··· Source records

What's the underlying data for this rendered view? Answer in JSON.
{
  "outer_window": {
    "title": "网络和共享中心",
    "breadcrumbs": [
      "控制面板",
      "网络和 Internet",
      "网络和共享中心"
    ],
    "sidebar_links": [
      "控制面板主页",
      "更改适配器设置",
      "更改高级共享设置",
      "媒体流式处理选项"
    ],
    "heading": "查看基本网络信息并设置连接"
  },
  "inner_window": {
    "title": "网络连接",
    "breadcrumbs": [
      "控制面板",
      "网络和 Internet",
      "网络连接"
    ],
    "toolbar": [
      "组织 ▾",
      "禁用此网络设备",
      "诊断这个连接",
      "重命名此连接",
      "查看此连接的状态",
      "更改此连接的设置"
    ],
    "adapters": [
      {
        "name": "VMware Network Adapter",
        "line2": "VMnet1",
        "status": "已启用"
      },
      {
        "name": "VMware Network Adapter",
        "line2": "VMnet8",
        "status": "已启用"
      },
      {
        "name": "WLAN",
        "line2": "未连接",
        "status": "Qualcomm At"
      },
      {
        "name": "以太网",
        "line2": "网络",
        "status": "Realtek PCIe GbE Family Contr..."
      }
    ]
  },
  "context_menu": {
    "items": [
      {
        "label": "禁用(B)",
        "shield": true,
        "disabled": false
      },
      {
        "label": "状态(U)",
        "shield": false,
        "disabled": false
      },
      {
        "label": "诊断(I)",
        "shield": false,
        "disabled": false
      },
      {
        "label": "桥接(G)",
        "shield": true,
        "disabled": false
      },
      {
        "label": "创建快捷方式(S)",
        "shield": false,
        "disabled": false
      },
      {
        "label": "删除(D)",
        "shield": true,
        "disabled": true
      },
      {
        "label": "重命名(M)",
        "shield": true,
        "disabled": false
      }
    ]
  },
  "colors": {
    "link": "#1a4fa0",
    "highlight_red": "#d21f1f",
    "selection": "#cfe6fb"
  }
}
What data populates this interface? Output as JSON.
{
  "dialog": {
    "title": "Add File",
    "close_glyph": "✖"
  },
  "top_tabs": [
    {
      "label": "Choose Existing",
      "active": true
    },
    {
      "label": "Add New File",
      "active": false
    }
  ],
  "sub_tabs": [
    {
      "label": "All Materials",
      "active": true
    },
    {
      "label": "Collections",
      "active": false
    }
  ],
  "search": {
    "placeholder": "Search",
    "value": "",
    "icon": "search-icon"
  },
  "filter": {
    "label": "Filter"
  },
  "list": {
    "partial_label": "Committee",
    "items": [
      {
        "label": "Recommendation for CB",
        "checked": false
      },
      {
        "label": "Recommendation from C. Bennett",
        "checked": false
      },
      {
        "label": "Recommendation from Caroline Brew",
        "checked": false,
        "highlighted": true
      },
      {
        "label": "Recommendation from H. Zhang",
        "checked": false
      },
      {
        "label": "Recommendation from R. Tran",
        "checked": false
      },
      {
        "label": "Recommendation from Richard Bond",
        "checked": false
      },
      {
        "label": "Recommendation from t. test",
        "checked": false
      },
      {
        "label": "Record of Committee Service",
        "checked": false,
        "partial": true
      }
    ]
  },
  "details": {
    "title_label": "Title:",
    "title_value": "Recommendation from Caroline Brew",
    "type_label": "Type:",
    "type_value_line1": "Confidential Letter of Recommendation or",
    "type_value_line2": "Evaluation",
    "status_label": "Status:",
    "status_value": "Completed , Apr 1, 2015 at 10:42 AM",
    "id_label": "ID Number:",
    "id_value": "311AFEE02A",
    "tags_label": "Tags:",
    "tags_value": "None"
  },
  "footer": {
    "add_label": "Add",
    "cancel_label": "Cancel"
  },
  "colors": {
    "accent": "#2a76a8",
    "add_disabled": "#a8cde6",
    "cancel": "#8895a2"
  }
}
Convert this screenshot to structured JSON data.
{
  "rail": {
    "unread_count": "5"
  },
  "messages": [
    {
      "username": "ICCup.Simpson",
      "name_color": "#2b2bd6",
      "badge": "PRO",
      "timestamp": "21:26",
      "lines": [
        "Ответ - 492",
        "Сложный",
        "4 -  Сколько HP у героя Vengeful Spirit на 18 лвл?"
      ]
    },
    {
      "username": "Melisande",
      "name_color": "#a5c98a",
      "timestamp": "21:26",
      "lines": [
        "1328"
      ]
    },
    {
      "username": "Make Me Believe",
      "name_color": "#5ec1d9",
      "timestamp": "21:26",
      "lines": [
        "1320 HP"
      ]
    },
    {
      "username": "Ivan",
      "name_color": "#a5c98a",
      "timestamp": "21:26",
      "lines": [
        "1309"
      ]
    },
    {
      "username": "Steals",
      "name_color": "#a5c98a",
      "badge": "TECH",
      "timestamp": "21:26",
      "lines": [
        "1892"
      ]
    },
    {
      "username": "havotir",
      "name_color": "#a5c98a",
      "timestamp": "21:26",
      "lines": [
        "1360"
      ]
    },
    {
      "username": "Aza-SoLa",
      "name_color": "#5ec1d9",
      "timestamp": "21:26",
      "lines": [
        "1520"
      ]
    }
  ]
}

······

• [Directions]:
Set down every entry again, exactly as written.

• [Exercise response]:
What's the underlying data for this rendered view? Answer in JSON.
{
  "outer_window": {
    "title": "网络和共享中心",
    "breadcrumbs": [
      "控制面板",
      "网络和 Internet",
      "网络和共享中心"
    ],
    "sidebar_links": [
      "控制面板主页",
      "更改适配器设置",
      "更改高级共享设置",
      "媒体流式处理选项"
    ],
    "heading": "查看基本网络信息并设置连接"
  },
  "inner_window": {
    "title": "网络连接",
    "breadcrumbs": [
      "控制面板",
      "网络和 Internet",
      "网络连接"
    ],
    "toolbar": [
      "组织 ▾",
      "禁用此网络设备",
      "诊断这个连接",
      "重命名此连接",
      "查看此连接的状态",
      "更改此连接的设置"
    ],
    "adapters": [
      {
        "name": "VMware Network Adapter",
        "line2": "VMnet1",
        "status": "已启用"
      },
      {
        "name": "VMware Network Adapter",
        "line2": "VMnet8",
        "status": "已启用"
      },
      {
        "name": "WLAN",
        "line2": "未连接",
        "status": "Qualcomm At"
      },
      {
        "name": "以太网",
        "line2": "网络",
        "status": "Realtek PCIe GbE Family Contr..."
      }
    ]
  },
  "context_menu": {
    "items": [
      {
        "label": "禁用(B)",
        "shield": true,
        "disabled": false
      },
      {
        "label": "状态(U)",
        "shield": false,
        "disabled": false
      },
      {
        "label": "诊断(I)",
        "shield": false,
        "disabled": false
      },
      {
        "label": "桥接(G)",
        "shield": true,
        "disabled": false
      },
      {
        "label": "创建快捷方式(S)",
        "shield": false,
        "disabled": false
      },
      {
        "label": "删除(D)",
        "shield": true,
        "disabled": true
      },
      {
        "label": "重命名(M)",
        "shield": true,
        "disabled": false
      }
    ]
  },
  "colors": {
    "link": "#1a4fa0",
    "highlight_red": "#d21f1f",
    "selection": "#cfe6fb"
  }
}
What data populates this interface? Output as JSON.
{
  "dialog": {
    "title": "Add File",
    "close_glyph": "✖"
  },
  "top_tabs": [
    {
      "label": "Choose Existing",
      "active": true
    },
    {
      "label": "Add New File",
      "active": false
    }
  ],
  "sub_tabs": [
    {
      "label": "All Materials",
      "active": true
    },
    {
      "label": "Collections",
      "active": false
    }
  ],
  "search": {
    "placeholder": "Search",
    "value": "",
    "icon": "search-icon"
  },
  "filter": {
    "label": "Filter"
  },
  "list": {
    "partial_label": "Committee",
    "items": [
      {
        "label": "Recommendation for CB",
        "checked": false
      },
      {
        "label": "Recommendation from C. Bennett",
        "checked": false
      },
      {
        "label": "Recommendation from Caroline Brew",
        "checked": false,
        "highlighted": true
      },
      {
        "label": "Recommendation from H. Zhang",
        "checked": false
      },
      {
        "label": "Recommendation from R. Tran",
        "checked": false
      },
      {
        "label": "Recommendation from Richard Bond",
        "checked": false
      },
      {
        "label": "Recommendation from t. test",
        "checked": false
      },
      {
        "label": "Record of Committee Service",
        "checked": false,
        "partial": true
      }
    ]
  },
  "details": {
    "title_label": "Title:",
    "title_value": "Recommendation from Caroline Brew",
    "type_label": "Type:",
    "type_value_line1": "Confidential Letter of Recommendation or",
    "type_value_line2": "Evaluation",
    "status_label": "Status:",
    "status_value": "Completed , Apr 1, 2015 at 10:42 AM",
    "id_label": "ID Number:",
    "id_value": "311AFEE02A",
    "tags_label": "Tags:",
    "tags_value": "None"
  },
  "footer": {
    "add_label": "Add",
    "cancel_label": "Cancel"
  },
  "colors": {
    "accent": "#2a76a8",
    "add_disabled": "#a8cde6",
    "cancel": "#8895a2"
  }
}
Convert this screenshot to structured JSON data.
{
  "rail": {
    "unread_count": "5"
  },
  "messages": [
    {
      "username": "ICCup.Simpson",
      "name_color": "#2b2bd6",
      "badge": "PRO",
      "timestamp": "21:26",
      "lines": [
        "Ответ - 492",
        "Сложный",
        "4 -  Сколько HP у героя Vengeful Spirit на 18 лвл?"
      ]
    },
    {
      "username": "Melisande",
      "name_color": "#a5c98a",
      "timestamp": "21:26",
      "lines": [
        "1328"
      ]
    },
    {
      "username": "Make Me Believe",
      "name_color": "#5ec1d9",
      "timestamp": "21:26",
      "lines": [
        "1320 HP"
      ]
    },
    {
      "username": "Ivan",
      "name_color": "#a5c98a",
      "timestamp": "21:26",
      "lines": [
        "1309"
      ]
    },
    {
      "username": "Steals",
      "name_color": "#a5c98a",
      "badge": "TECH",
      "timestamp": "21:26",
      "lines": [
        "1892"
      ]
    },
    {
      "username": "havotir",
      "name_color": "#a5c98a",
      "timestamp": "21:26",
      "lines": [
        "1360"
      ]
    },
    {
      "username": "Aza-SoLa",
      "name_color": "#5ec1d9",
      "timestamp": "21:26",
      "lines": [
        "1520"
      ]
    }
  ]
}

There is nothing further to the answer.